─── EXTRACTED ENTRIES ───
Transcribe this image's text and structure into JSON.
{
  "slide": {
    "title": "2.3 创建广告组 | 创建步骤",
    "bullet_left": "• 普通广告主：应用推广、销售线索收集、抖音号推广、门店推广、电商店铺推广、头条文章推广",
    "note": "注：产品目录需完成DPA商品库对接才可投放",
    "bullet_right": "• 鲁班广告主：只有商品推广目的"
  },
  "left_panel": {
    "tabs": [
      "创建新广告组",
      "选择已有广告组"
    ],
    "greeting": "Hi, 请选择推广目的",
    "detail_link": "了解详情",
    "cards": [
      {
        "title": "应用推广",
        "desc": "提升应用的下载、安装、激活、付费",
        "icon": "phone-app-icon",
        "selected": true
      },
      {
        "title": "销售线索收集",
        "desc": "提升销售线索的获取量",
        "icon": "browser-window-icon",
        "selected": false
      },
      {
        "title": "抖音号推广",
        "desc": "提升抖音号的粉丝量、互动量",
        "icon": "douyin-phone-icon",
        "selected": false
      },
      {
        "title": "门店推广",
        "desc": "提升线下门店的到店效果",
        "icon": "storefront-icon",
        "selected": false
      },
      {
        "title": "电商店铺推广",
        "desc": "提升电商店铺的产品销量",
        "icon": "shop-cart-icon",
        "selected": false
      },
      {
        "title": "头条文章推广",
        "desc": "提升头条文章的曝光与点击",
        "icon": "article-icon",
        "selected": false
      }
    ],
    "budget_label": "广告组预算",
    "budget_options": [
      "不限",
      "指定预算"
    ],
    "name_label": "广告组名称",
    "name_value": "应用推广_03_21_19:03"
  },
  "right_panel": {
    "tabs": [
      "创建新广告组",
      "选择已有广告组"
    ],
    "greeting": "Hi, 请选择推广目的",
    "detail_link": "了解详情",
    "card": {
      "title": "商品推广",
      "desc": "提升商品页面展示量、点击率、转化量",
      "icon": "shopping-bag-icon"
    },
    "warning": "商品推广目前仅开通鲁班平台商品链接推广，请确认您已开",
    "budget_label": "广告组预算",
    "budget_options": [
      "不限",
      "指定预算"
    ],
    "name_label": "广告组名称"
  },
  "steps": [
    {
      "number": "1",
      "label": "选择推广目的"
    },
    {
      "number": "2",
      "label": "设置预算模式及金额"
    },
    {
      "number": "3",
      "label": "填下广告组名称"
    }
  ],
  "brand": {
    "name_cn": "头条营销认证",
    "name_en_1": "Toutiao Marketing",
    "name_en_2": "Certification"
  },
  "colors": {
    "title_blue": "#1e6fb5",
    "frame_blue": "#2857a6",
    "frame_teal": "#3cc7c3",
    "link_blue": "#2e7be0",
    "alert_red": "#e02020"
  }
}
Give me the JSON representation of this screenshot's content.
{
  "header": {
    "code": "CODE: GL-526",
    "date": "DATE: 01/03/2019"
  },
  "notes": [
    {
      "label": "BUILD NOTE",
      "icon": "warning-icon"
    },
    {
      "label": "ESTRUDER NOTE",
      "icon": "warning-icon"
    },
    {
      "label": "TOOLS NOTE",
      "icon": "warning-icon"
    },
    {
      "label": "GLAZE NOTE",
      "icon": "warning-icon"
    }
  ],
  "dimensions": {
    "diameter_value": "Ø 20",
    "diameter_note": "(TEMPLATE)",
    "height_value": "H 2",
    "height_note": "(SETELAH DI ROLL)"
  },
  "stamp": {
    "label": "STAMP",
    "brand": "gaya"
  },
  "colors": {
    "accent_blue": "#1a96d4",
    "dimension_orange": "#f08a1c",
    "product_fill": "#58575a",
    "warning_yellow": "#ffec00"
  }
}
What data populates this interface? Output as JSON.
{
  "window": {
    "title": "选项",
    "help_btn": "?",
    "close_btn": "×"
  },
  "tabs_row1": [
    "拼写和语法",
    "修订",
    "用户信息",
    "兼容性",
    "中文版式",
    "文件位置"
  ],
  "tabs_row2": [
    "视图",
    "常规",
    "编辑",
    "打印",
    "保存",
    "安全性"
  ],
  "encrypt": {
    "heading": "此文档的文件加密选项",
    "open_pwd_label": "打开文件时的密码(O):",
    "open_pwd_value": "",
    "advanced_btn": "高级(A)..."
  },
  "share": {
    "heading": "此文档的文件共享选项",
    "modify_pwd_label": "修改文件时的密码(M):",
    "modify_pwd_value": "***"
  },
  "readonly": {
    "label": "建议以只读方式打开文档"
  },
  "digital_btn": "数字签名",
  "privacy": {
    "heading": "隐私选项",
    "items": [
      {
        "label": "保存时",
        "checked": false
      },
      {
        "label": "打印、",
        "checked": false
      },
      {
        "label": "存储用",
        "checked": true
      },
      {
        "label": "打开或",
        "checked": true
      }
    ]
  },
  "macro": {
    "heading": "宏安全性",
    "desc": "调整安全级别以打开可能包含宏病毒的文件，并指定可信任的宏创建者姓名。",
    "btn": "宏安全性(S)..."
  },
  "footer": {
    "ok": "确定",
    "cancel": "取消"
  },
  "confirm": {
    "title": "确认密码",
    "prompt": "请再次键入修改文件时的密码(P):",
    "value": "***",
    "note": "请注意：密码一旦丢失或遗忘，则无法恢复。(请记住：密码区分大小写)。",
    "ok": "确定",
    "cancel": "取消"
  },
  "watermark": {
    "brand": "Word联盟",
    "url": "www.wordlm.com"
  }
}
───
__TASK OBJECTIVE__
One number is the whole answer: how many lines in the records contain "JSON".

__RESPONSE BOX__
3